(Data about app and page elements)
□ □ □ □ □ □ □

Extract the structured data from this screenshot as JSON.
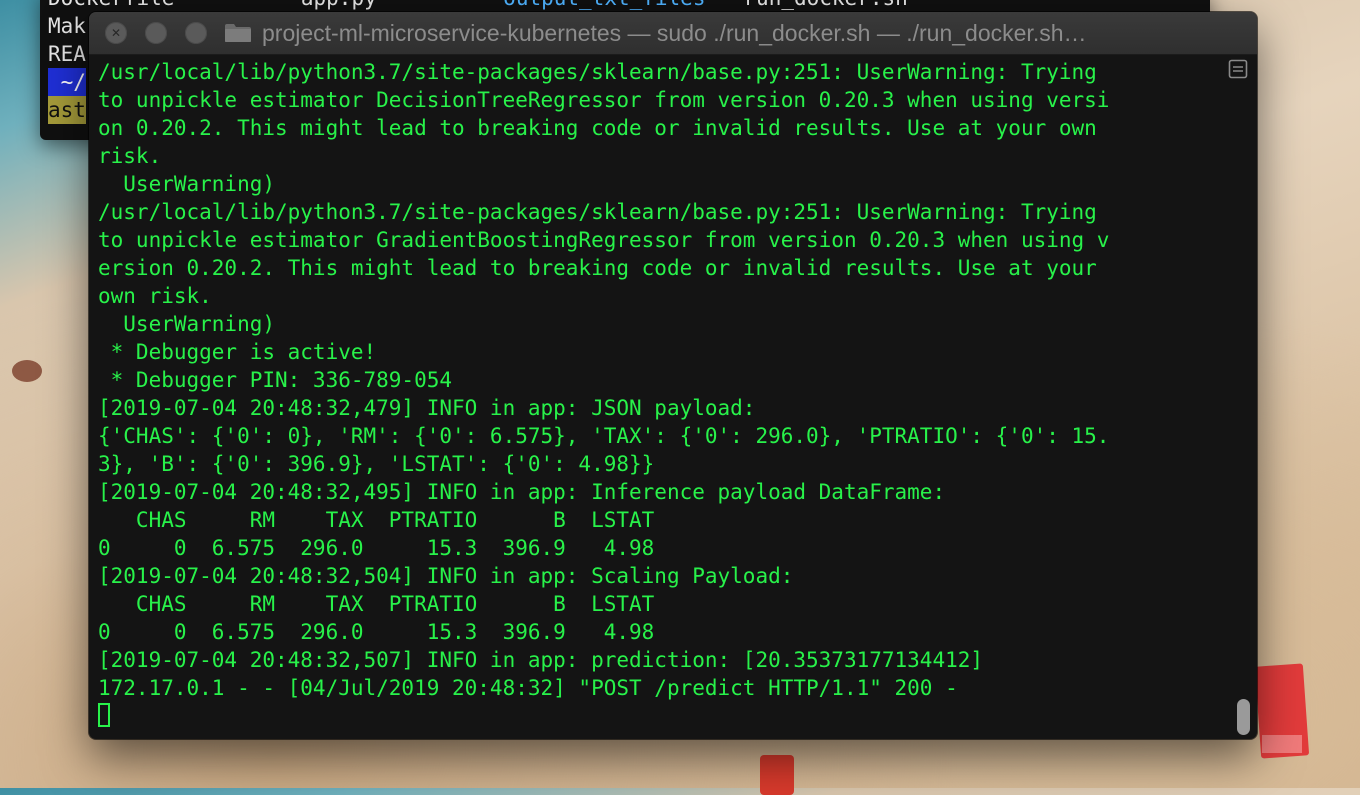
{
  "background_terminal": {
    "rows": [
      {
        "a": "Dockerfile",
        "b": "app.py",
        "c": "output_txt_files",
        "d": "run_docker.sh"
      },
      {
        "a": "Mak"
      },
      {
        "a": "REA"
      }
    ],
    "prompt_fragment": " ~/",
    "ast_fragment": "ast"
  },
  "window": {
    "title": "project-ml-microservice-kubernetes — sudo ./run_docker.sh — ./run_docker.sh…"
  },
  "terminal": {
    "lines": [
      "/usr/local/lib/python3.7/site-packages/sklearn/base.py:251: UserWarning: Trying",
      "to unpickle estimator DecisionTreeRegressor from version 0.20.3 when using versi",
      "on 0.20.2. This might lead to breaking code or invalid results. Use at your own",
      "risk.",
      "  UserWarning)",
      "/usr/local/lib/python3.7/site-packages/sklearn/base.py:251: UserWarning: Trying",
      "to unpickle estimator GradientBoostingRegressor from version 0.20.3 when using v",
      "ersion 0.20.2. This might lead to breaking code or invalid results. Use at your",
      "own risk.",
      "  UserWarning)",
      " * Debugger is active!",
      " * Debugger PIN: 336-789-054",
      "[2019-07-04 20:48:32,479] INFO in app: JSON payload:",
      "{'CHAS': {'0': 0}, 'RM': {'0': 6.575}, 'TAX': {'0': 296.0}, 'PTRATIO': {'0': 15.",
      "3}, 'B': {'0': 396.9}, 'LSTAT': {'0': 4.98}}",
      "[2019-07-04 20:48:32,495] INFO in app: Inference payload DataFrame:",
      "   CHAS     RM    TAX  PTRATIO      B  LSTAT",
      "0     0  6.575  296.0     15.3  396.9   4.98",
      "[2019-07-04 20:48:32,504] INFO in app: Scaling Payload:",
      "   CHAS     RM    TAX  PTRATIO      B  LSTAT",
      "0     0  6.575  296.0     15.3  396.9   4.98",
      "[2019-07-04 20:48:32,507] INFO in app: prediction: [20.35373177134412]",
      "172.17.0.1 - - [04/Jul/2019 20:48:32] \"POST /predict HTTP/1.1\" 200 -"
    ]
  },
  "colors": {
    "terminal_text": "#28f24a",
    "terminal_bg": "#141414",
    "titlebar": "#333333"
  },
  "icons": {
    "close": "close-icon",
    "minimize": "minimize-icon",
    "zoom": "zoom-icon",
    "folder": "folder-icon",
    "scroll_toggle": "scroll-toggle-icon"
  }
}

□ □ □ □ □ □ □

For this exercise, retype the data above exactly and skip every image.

• _Task result_:
Extract the structured data from this screenshot as JSON.
{
  "background_terminal": {
    "rows": [
      {
        "a": "Dockerfile",
        "b": "app.py",
        "c": "output_txt_files",
        "d": "run_docker.sh"
      },
      {
        "a": "Mak"
      },
      {
        "a": "REA"
      }
    ],
    "prompt_fragment": " ~/",
    "ast_fragment": "ast"
  },
  "window": {
    "title": "project-ml-microservice-kubernetes — sudo ./run_docker.sh — ./run_docker.sh…"
  },
  "terminal": {
    "lines": [
      "/usr/local/lib/python3.7/site-packages/sklearn/base.py:251: UserWarning: Trying",
      "to unpickle estimator DecisionTreeRegressor from version 0.20.3 when using versi",
      "on 0.20.2. This might lead to breaking code or invalid results. Use at your own",
      "risk.",
      "  UserWarning)",
      "/usr/local/lib/python3.7/site-packages/sklearn/base.py:251: UserWarning: Trying",
      "to unpickle estimator GradientBoostingRegressor from version 0.20.3 when using v",
      "ersion 0.20.2. This might lead to breaking code or invalid results. Use at your",
      "own risk.",
      "  UserWarning)",
      " * Debugger is active!",
      " * Debugger PIN: 336-789-054",
      "[2019-07-04 20:48:32,479] INFO in app: JSON payload:",
      "{'CHAS': {'0': 0}, 'RM': {'0': 6.575}, 'TAX': {'0': 296.0}, 'PTRATIO': {'0': 15.",
      "3}, 'B': {'0': 396.9}, 'LSTAT': {'0': 4.98}}",
      "[2019-07-04 20:48:32,495] INFO in app: Inference payload DataFrame:",
      "   CHAS     RM    TAX  PTRATIO      B  LSTAT",
      "0     0  6.575  296.0     15.3  396.9   4.98",
      "[2019-07-04 20:48:32,504] INFO in app: Scaling Payload:",
      "   CHAS     RM    TAX  PTRATIO      B  LSTAT",
      "0     0  6.575  296.0     15.3  396.9   4.98",
      "[2019-07-04 20:48:32,507] INFO in app: prediction: [20.35373177134412]",
      "172.17.0.1 - - [04/Jul/2019 20:48:32] \"POST /predict HTTP/1.1\" 200 -"
    ]
  },
  "colors": {
    "terminal_text": "#28f24a",
    "terminal_bg": "#141414",
    "titlebar": "#333333"
  },
  "icons": {
    "close": "close-icon",
    "minimize": "minimize-icon",
    "zoom": "zoom-icon",
    "folder": "folder-icon",
    "scroll_toggle": "scroll-toggle-icon"
  }
}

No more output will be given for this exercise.